Game Time — Titanfall 2


Titanfall 2 — 3.5/5 Stars

Titanfall 2 is a first-person shooter developed by Respawn Entertainment. Players take on the role of a “Titan” mech pilot and battle as opposing teams in several game modes. Players start each match without their Titan and must earn enough points to achieve “Titanfall” and call their Titan into the battle. This leads to interesting asymmetric gameplay, as human pilots face-off against giant mechs in a strategic cat-and-mouse.


Players are equipped with a “jump kit,” a short-range jet pack that allows for extreme mobility and parkour-like movement. The extreme speed at which combat takes place as players run up walls and fly through the air has become a hallmark of the Titanfall series. The unique movement-style creates a somewhat steep learning curve that can be punishing without sufficient practice. That said, the higher skill level requirement creates an exciting challenge for seasoned first-person shooter fans.

Titanfall 2 has more weapon options in multiplayer mode than its predecessor, which creates a variety of playstyle options. Unfortunately, the weapons aren’t well balanced; some weapons are unfairly overpowered, while others aren’t even worth using. The variety of Titans available has been doubled, increasing player options with everything from a machine gun Titan to a sword-wielding Titan. The increased variety of Titans is the greatest advantage Titanfall 2 has over the original.

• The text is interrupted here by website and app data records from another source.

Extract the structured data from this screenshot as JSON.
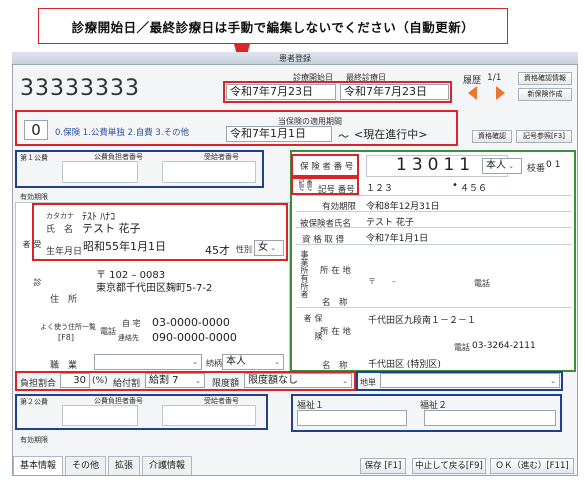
{
  "callout": {
    "text": "診療開始日／最終診療日は手動で編集しないでください（自動更新）"
  },
  "window": {
    "title": "患者登録"
  },
  "header": {
    "patient_id": "33333333",
    "start_date_label": "診療開始日",
    "last_date_label": "最終診療日",
    "start_date": "令和7年7月23日",
    "last_date": "令和7年7月23日",
    "history_label": "履歴",
    "history_page": "1/1",
    "eligibility_info": "資格確認情報",
    "new_insurance": "新保険作成"
  },
  "insurance_type": {
    "code": "0",
    "options": "0.保険 1.公費単独 2.自費 3.その他",
    "period_label": "当保険の適用期間",
    "period_start": "令和7年1月1日",
    "tilde": "～",
    "period_end": "<現在進行中>",
    "eligibility_button": "資格確認",
    "code_ref_button": "記号参照[F3]"
  },
  "public1": {
    "label": "第１公費",
    "payer_label": "公費負担者番号",
    "recipient_label": "受給者番号",
    "valid_label": "有効期限"
  },
  "insurer": {
    "insurer_no_label": "保 険 者 番 号",
    "insurer_no": "13011",
    "relation": "本人",
    "branch_label": "枝番",
    "branch": "01",
    "kigo_label": "記号 番号",
    "kigo": "１２３",
    "dot": "•",
    "bango": "４５６",
    "valid_label": "有効期限",
    "valid": "令和8年12月31日",
    "insured_name_label": "被保険者氏名",
    "insured_name": "テスト 花子",
    "acquired_label": "資 格 取 得",
    "acquired": "令和7年1月1日",
    "side1": "記号",
    "side2": "番号"
  },
  "patient": {
    "section": "受診者",
    "kana_label": "カタカナ",
    "kana": "ﾃｽﾄ ﾊﾅｺ",
    "name_label": "氏　名",
    "name": "テスト 花子",
    "birth_label": "生年月日",
    "birth": "昭和55年1月1日",
    "age": "45才",
    "sex_label": "性別",
    "sex": "女",
    "addr_label": "住　所",
    "postal": "〒 102 – 0083",
    "address": "東京都千代田区麹町5-7-2",
    "addr_list_label": "よく使う住所一覧",
    "addr_list_key": "[F8]",
    "phone_label": "電話",
    "home_label": "自 宅",
    "home_phone": "03-0000-0000",
    "contact_label": "連絡先",
    "contact_phone": "090-0000-0000",
    "job_label": "職　業",
    "relation_label": "続柄",
    "relation": "本人"
  },
  "employer": {
    "label": "事業所有所者",
    "addr_label": "所 在 地",
    "postal": "〒　　–",
    "phone_label": "電話",
    "name_label": "名　称",
    "ins_label": "保険者",
    "ins_addr": "千代田区九段南１－２－１",
    "ins_phone_label": "電話",
    "ins_phone": "03-3264-2111",
    "ins_name": "千代田区 (特別区)"
  },
  "burden": {
    "rate_label": "負担割合",
    "rate": "30",
    "unit": "(%)",
    "benefit_label": "給付割",
    "benefit": "給割 7",
    "limit_label": "限度額",
    "limit": "限度額なし",
    "area_label": "地単"
  },
  "public2": {
    "label": "第２公費",
    "payer_label": "公費負担者番号",
    "recipient_label": "受給者番号",
    "valid_label": "有効期限"
  },
  "welfare": {
    "label1": "福祉１",
    "label2": "福祉２"
  },
  "tabs": [
    "基本情報",
    "その他",
    "拡張",
    "介護情報"
  ],
  "buttons": {
    "save": "保存 [F1]",
    "cancel": "中止して戻る[F9]",
    "ok": "ＯＫ（進む）[F11]"
  }
}
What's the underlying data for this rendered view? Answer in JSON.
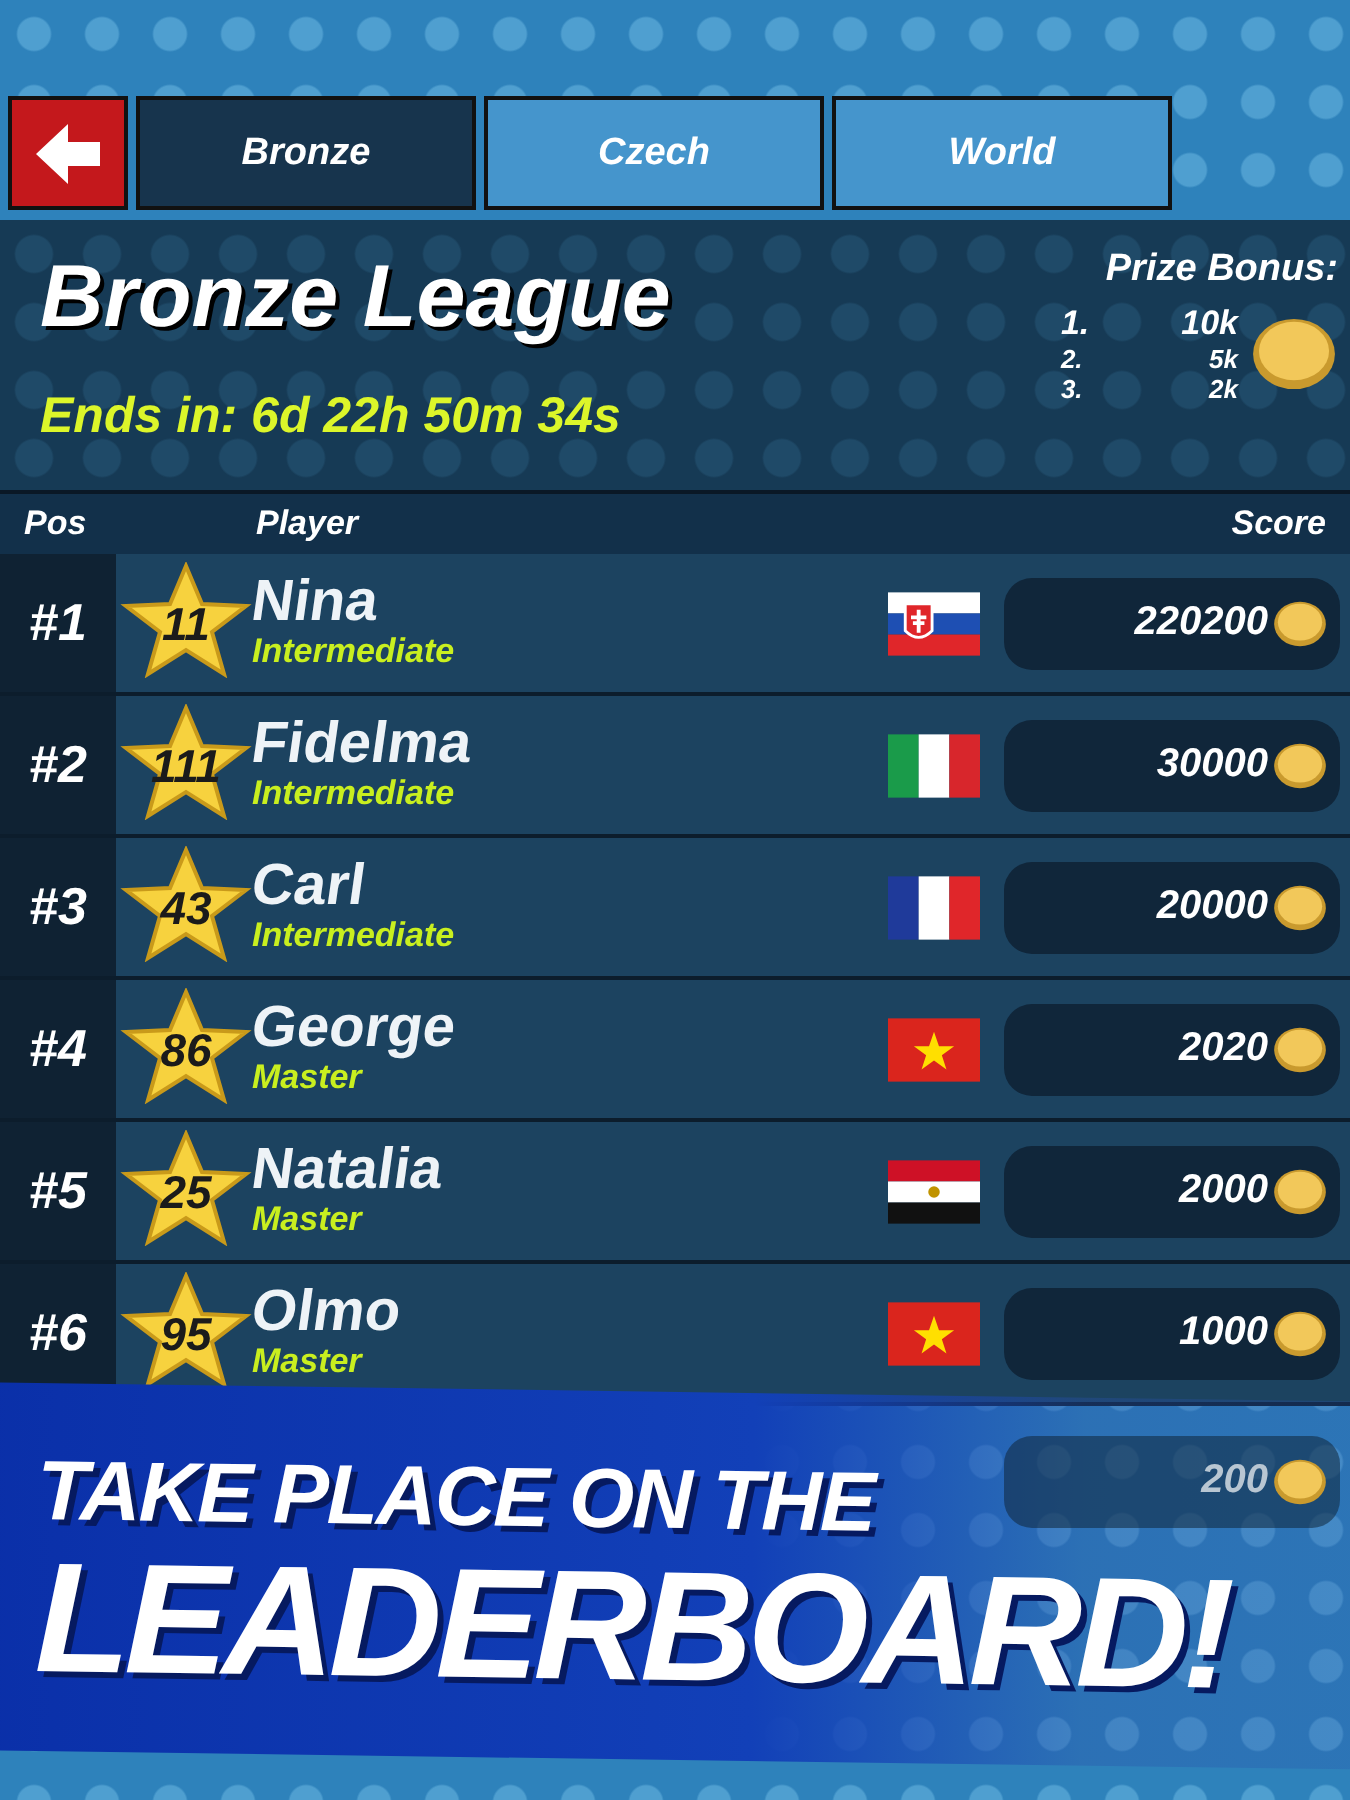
{
  "tabs": [
    {
      "label": "Bronze",
      "selected": true
    },
    {
      "label": "Czech",
      "selected": false
    },
    {
      "label": "World",
      "selected": false
    }
  ],
  "league": {
    "title": "Bronze League",
    "ends": "Ends in: 6d 22h 50m 34s"
  },
  "prize_bonus": {
    "title": "Prize Bonus:",
    "prizes": [
      {
        "place": "1.",
        "amount": "10k"
      },
      {
        "place": "2.",
        "amount": "5k"
      },
      {
        "place": "3.",
        "amount": "2k"
      }
    ]
  },
  "columns": [
    "Pos",
    "Player",
    "Score"
  ],
  "rows": [
    {
      "pos": "#1",
      "level": "11",
      "name": "Nina",
      "rank": "Intermediate",
      "kind": "sk",
      "score": "220200"
    },
    {
      "pos": "#2",
      "level": "111",
      "name": "Fidelma",
      "rank": "Intermediate",
      "kind": "it",
      "score": "30000"
    },
    {
      "pos": "#3",
      "level": "43",
      "name": "Carl",
      "rank": "Intermediate",
      "kind": "fr",
      "score": "20000"
    },
    {
      "pos": "#4",
      "level": "86",
      "name": "George",
      "rank": "Master",
      "kind": "vn",
      "score": "2020"
    },
    {
      "pos": "#5",
      "level": "25",
      "name": "Natalia",
      "rank": "Master",
      "kind": "eg",
      "score": "2000"
    },
    {
      "pos": "#6",
      "level": "95",
      "name": "Olmo",
      "rank": "Master",
      "kind": "vn",
      "score": "1000"
    }
  ],
  "partial_row": {
    "score": "200"
  },
  "banner": {
    "line_1": "TAKE PLACE ON THE",
    "line_2": "LEADERBOARD!"
  }
}
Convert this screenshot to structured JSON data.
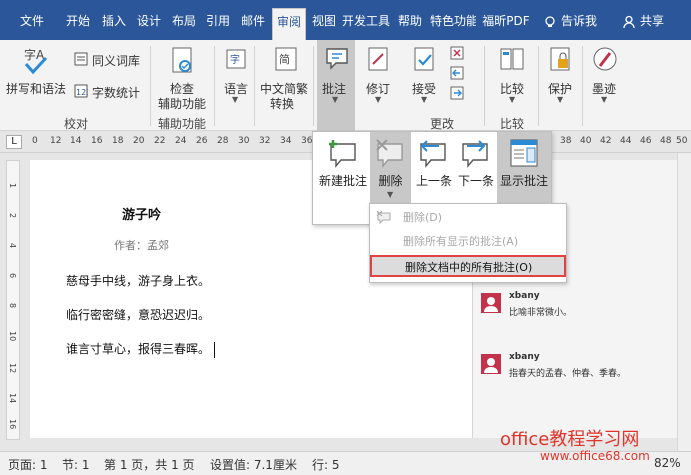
{
  "tabs": [
    {
      "label": "文件"
    },
    {
      "label": "开始"
    },
    {
      "label": "插入"
    },
    {
      "label": "设计"
    },
    {
      "label": "布局"
    },
    {
      "label": "引用"
    },
    {
      "label": "邮件"
    },
    {
      "label": "审阅"
    },
    {
      "label": "视图"
    },
    {
      "label": "开发工具"
    },
    {
      "label": "帮助"
    },
    {
      "label": "特色功能"
    },
    {
      "label": "福昕PDF"
    }
  ],
  "tell_me": "告诉我",
  "share": "共享",
  "ribbon": {
    "spelling": "拼写和语法",
    "thesaurus": "同义词库",
    "word_count": "字数统计",
    "check_line1": "检查",
    "check_line2": "辅助功能",
    "language": "语言",
    "chinese_conv_line1": "中文简繁",
    "chinese_conv_line2": "转换",
    "comments": "批注",
    "track": "修订",
    "accept": "接受",
    "compare": "比较",
    "protect": "保护",
    "ink": "墨迹",
    "group_proofing": "校对",
    "group_accessibility": "辅助功能",
    "group_changes": "更改",
    "group_compare": "比较"
  },
  "comment_panel": {
    "new": "新建批注",
    "delete": "删除",
    "prev": "上一条",
    "next": "下一条",
    "show": "显示批注"
  },
  "delete_menu": {
    "item1": "删除(D)",
    "item2": "删除所有显示的批注(A)",
    "item3": "删除文档中的所有批注(O)"
  },
  "ruler": {
    "corner": "L",
    "ticks": [
      "0",
      "12",
      "14",
      "16",
      "18",
      "20",
      "22",
      "24",
      "26",
      "28",
      "30",
      "32",
      "34",
      "36",
      "38",
      "40",
      "42",
      "44",
      "46",
      "48",
      "50"
    ],
    "vticks": [
      "1",
      "2",
      "4",
      "6",
      "8",
      "10",
      "12",
      "14",
      "16"
    ]
  },
  "document": {
    "title": "游子吟",
    "author": "作者：孟郊",
    "lines": [
      "慈母手中线，游子身上衣。",
      "临行密密缝，意恐迟迟归。",
      "谁言寸草心，报得三春晖。"
    ]
  },
  "comments": [
    {
      "author": "xbany",
      "text": "比喻非常微小。"
    },
    {
      "author": "xbany",
      "text": "指春天的孟春、仲春、季春。"
    }
  ],
  "status": {
    "page": "页面: 1",
    "section": "节: 1",
    "pages": "第 1 页，共 1 页",
    "setting": "设置值: 7.1厘米",
    "row": "行: 5",
    "zoom": "82%"
  },
  "watermark": {
    "line1": "office教程学习网",
    "line2": "www.office68.com"
  },
  "colors": {
    "accent": "#2b579a",
    "comment_avatar": "#c4314b",
    "highlight_box": "#e04343"
  }
}
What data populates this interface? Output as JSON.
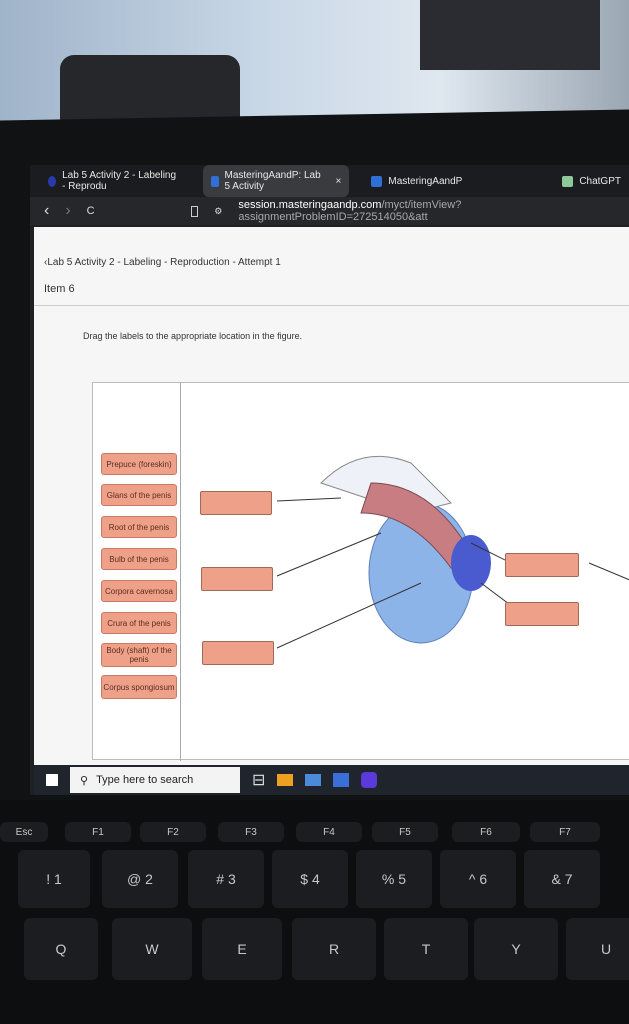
{
  "browser": {
    "tabs": [
      {
        "label": "Lab 5 Activity 2 - Labeling - Reprodu",
        "active": false
      },
      {
        "label": "MasteringAandP: Lab 5 Activity",
        "active": true,
        "close": "×"
      },
      {
        "label": "MasteringAandP",
        "active": false
      },
      {
        "label": "ChatGPT",
        "active": false
      }
    ],
    "nav": {
      "back": "‹",
      "forward": "›",
      "reload": "C"
    },
    "url_host": "session.masteringaandp.com",
    "url_path": "/myct/itemView?assignmentProblemID=272514050&att"
  },
  "page": {
    "breadcrumb": "‹Lab 5 Activity 2 - Labeling - Reproduction - Attempt 1",
    "item": "Item 6",
    "instruction": "Drag the labels to the appropriate location in the figure.",
    "labels": [
      "Prepuce (foreskin)",
      "Glans of the penis",
      "Root of the penis",
      "Bulb of the penis",
      "Corpora cavernosa",
      "Crura of the penis",
      "Body (shaft) of the penis",
      "Corpus spongiosum"
    ]
  },
  "taskbar": {
    "search_placeholder": "Type here to search"
  },
  "keyboard": {
    "fkeys": [
      "Esc",
      "F1",
      "F2",
      "F3",
      "F4",
      "F5",
      "F6",
      "F7"
    ],
    "numbers": [
      [
        "!",
        "1"
      ],
      [
        "@",
        "2"
      ],
      [
        "#",
        "3"
      ],
      [
        "$",
        "4"
      ],
      [
        "%",
        "5"
      ],
      [
        "^",
        "6"
      ],
      [
        "&",
        "7"
      ]
    ],
    "letters": [
      "Q",
      "W",
      "E",
      "R",
      "T",
      "Y",
      "U"
    ]
  },
  "colors": {
    "label_fill": "#eea088",
    "accent": "#2f6fd6"
  }
}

Titanfall 2 has fewer multiplayer maps than its predecessor, and the maps do not feel as well designed. The original Titanfall featured sprawling battlefields with intuitive conflict areas, while the maps in this game feel small, claustrophobic, and confusing.

Unlike its predecessor, Titanfall 2 features a brief single-player story mode. You play as a pilot-in-training, Rifleman Jack Cooper. Jack is thrust into the responsibility of piloting his mentor’s Titan and taking over his mission after his mentor falls in battle. While any single-player mode is an improvement over no single-player mode, I still felt underwhelmed. The story has one exciting chapter featuring time travel, but is otherwise unmemorable and average. The highlight of the story is the interaction between Jack and the Titan, named BT, as they learn how to work as partners. Neither Jack nor BT can survive on their own, and they quickly learn that if the two of them stand together, they will not be overpowered (Ecclesiastes 4:9-12).

Ultimately Titanfall 2 falls short of the hype and my hopes for the game. While it does offer an exciting, fast-paced multiplayer experience, it falls short in too many areas. If you love the unique mobility and combat style of the Titanfall series, this might be worth picking up, but be prepared for at least a little disappointment.

Chris Clark | Portland | Northern New England